Zimbabwe could lose the equivalent of four months of mining output this year because an acute dollar shortage has led to delays by banks in processing payments for imports of spare parts and supplies, the Chamber of Mines said on Monday.
The problem affects the entire mining sector, which includes gold, nickel, chrome, diamonds and coal.
Zimbabwe ditched its own dollar in favour of the U.S. currency in 2009 to try to put a lid on hyper-inflation and prevent a complete meltdown of the economy.
But shortages of U.S. bank notes that started in March have worsened and the central bank has unnerved depositors with plans to introduce local notes.
Toindepi Muganyi, president of the Chamber of Mines, told a parliamentary committee that banks were taking 10 to 20 days to clear payments for imports by mining companies “with potential production loss of up to four months.”
“This will remain a huge potential risk to the outlook,” Muganyi said.
Mining earned more than half of Zimbabwe’s $2.7 billion in foreign earnings in 2015 and a loss of output would damage a sector struggling with depressed commodity prices.

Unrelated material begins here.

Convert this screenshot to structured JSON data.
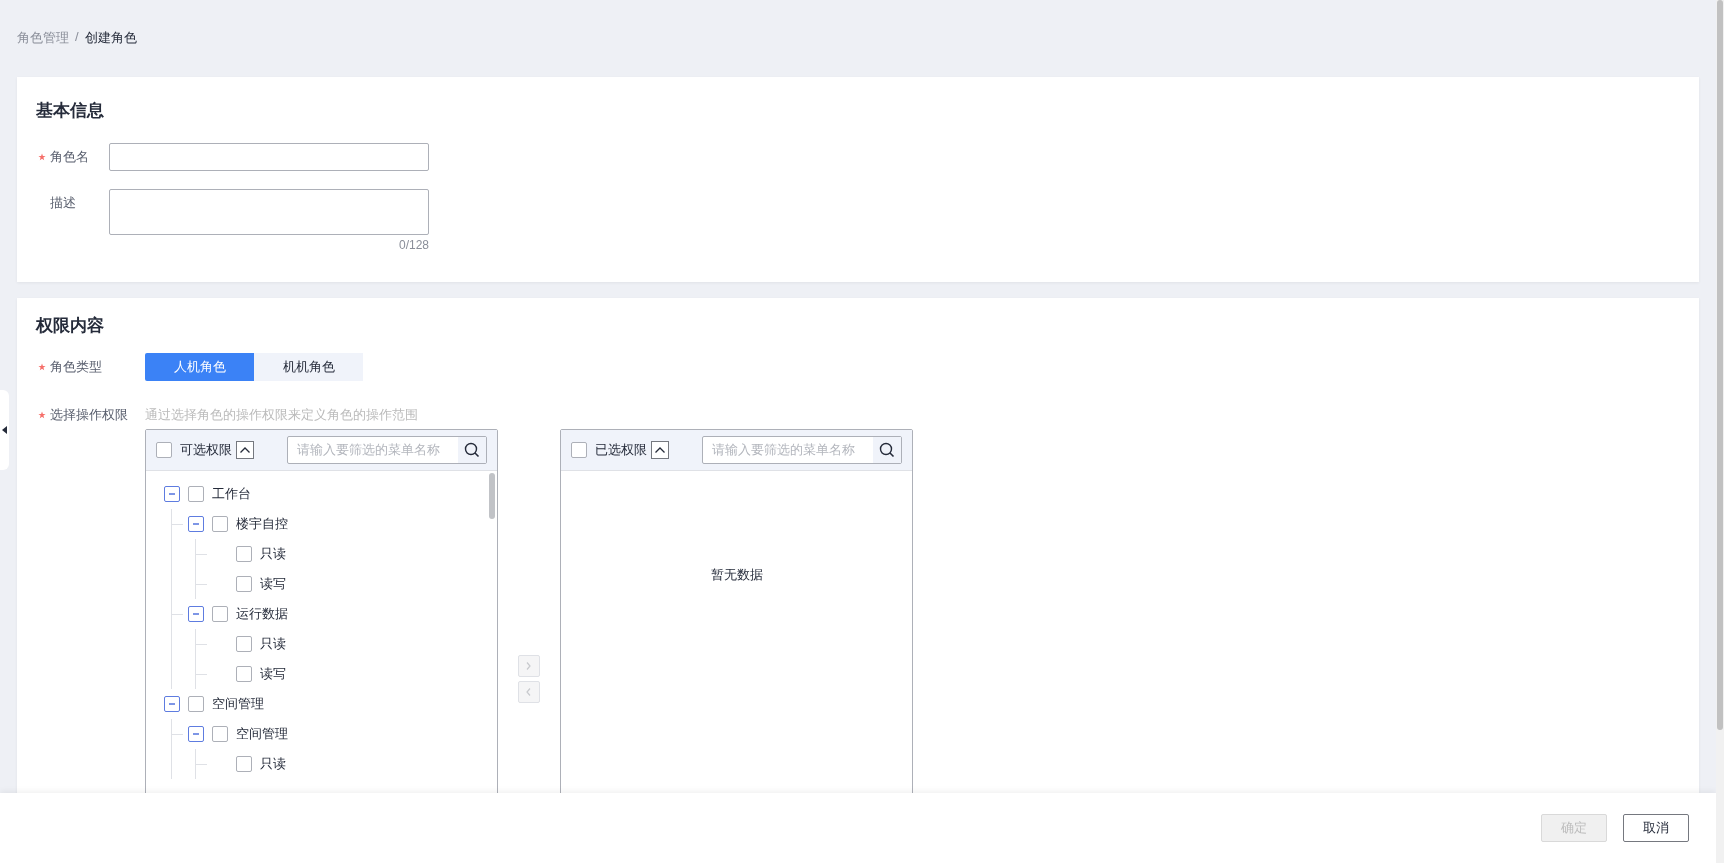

The central bank says cash shortages are caused by the illegal export of dollars and lower exports at a time when Zimbabwe’s imports are growing, resulting in the trade deficit growing nearly tenfold in the last decade.
Charity Jinya, president of Bankers’ Association of Zimbabwe, told the same committee that adopting the rand of South Africa, Zimbabwe’s largest trading partner, would stem the outflow of dollars.
“We would recommend that the South African rand be used as the main transacting currency. This would reduce concentration of risk on the U.S. dollar,” Jinya said.
Zimbabwe was importing smaller value U.S. dollar notes to discourage the illegal export of money from Zimbabwe, Jinya said.
The central bank on May 4 imposed curbs on imports and set limits on cash withdrawals to ease shortages.